CLEVELAND -- When it comes to "Turn Back The Clock" promotions, the Orioles are in a league of their own.
Two years ago, during the final season at Memorial Stadium, the Orioles tried to re-create the magic of 1966, their first championship season. The experience turned into a nightmare as the Minnesota Twins scored five times in the ninth inning for an 8-4 win.
The Indians, playing their last year at Cleveland Stadium, used the same promotion yesterday -- and when they turned the clock back to 1954, the Orioles should have known they were in trouble.
That was Baltimore's maiden year in modern major-league baseball. It was also the year the Indians set an American League record by winning 111 games. In those days Bob Feller, Bob Lemon, Early Wynn and Mike Garcia were the pitchers serving up zeros as the Indians won 19 of 22 games against the Orioles.
Yesterday, only the names were changed as Mark Clark, Jeremy Hernandez and Eric Plunk gave their best impression of the Cleveland aces of another era. The three right-handers combined to pitch an eight-hit shutout as the Indians stymied the Orioles, 3-0.
Clark (2-2) wasn't originally scheduled to start, but worked six strong innings as a late replacement for Dundalk native Mike Bielecki, who was given his unconditional release Friday night. The victim of the Orioles' off-again offense was Fernando Valenzuela (2-7), who allowed six hits and all three runs in seven-plus innings.
A two-run single by Carlos Baerga in the third inning accounted for all of the runs while Valenzuela was in the game. Thomas Howard's eighth-inning sacrifice fly off reliever Alan Mills delivered the Indians' final run.
For the Orioles, it came down to two plays -- a botched sacrifice bunt attempt by Jeff Tackett in the third inning and an unsuccessful steal attempt by Brady Anderson in the sixth.
After David Segui and Harold Reynolds hit back-to-back singles off Clark to start the third, Tackett was given the sign to move the runners up with a bunt.
"With our 1-2-3 hitters coming up, it was a chance for us to get on the scoreboard first," said manager Johnny Oates.
Tackett has been successful in such situations in the past, but this time he missed three pitches -- and the situation was compounded when Segui wandered too far off second base on the final attempt and ran into a double play.
"The third time, I did it [attempted to bunt] on my own," said Tackett. "I wanted to get it down -- I should have gotten the first pitch down, that was the big one."
And the play turned out to be the biggest of the game for the Orioles, who had only one other scoring threat.
"We helped them [the Indians] out a little bit," said Oates.
"Jeff felt he could get them over, but it puts the runners in a tough position because they don't know you're bunting.
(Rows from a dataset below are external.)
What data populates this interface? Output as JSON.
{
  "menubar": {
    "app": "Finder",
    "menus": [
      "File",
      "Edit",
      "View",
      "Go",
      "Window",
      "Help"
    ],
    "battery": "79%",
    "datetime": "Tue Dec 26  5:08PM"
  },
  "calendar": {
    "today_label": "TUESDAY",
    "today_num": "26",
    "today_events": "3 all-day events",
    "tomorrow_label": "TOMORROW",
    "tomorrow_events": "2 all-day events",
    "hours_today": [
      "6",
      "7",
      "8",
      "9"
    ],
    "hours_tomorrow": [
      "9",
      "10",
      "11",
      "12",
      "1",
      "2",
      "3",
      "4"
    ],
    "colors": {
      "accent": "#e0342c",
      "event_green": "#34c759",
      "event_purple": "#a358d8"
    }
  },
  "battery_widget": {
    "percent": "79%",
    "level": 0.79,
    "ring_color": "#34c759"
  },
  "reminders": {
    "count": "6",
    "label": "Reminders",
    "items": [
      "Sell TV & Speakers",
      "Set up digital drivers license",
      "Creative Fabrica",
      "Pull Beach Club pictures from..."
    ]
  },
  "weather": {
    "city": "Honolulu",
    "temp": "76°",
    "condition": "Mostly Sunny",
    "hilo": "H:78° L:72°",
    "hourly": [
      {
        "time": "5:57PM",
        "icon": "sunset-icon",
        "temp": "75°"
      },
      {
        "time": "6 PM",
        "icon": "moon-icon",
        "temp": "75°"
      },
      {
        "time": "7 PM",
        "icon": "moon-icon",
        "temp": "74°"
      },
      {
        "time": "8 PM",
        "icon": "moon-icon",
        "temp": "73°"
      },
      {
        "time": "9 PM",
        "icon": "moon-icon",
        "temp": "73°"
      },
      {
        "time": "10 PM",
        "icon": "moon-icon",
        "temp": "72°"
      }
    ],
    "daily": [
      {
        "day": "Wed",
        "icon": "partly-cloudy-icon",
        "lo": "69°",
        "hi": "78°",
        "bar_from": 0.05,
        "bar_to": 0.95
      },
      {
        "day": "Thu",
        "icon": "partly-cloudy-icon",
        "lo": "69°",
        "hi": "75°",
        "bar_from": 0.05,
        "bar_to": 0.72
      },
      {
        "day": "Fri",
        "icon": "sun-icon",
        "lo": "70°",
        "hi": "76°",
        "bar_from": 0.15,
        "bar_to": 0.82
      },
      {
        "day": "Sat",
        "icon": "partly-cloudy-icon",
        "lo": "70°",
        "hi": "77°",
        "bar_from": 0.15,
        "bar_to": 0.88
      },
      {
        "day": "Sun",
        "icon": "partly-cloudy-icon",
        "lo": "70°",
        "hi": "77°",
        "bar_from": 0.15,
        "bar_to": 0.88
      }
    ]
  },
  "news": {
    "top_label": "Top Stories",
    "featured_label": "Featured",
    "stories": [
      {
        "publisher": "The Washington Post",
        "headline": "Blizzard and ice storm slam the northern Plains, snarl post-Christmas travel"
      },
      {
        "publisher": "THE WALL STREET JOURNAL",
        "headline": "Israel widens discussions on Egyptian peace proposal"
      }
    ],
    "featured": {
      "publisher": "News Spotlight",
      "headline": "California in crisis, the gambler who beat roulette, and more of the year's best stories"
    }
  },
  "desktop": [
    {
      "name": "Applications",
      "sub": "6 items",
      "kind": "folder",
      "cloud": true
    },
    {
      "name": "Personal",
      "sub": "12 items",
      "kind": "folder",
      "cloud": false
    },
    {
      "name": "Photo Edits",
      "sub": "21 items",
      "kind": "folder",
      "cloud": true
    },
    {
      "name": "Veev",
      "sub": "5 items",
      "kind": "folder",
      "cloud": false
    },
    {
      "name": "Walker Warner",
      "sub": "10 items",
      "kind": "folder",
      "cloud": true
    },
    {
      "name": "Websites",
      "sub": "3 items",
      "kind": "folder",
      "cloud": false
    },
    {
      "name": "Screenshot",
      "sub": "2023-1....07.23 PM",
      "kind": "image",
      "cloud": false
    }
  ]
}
It's one of those things where, if you're going to do it, you've got to be sure you can get it done."
Segui, however, took responsibility for his part of the play. "I didn't know he [Jeff] was bunting on his own," said the first baseman. "I just got myself too far off the base. I was in no-man's land."
After the double play, Anderson flied out to deep center for the third out.
It wasn't until the sixth that the Orioles mounted another threat against Clark. With one out, Anderson, McLemore and Cal Ripken had successive singles, the last two of the infield variety.
However, Anderson was thrown out trying to steal just before McLemore's hit and a long fly to right by Mike Devereaux was nothing more than the third out.
"That's how we do a lot of our scoring, stealing a base to get within one run," said Oates, who had no qualms about Anderson's attempt. "I think the odds of Brady stealing that base were a lot better than Jeff trying to get down a two-strike bunt when you've got a possible force play at two bases and a below-average runner on second."
It was that kind of game for the Orioles -- another visit to the past and another loss.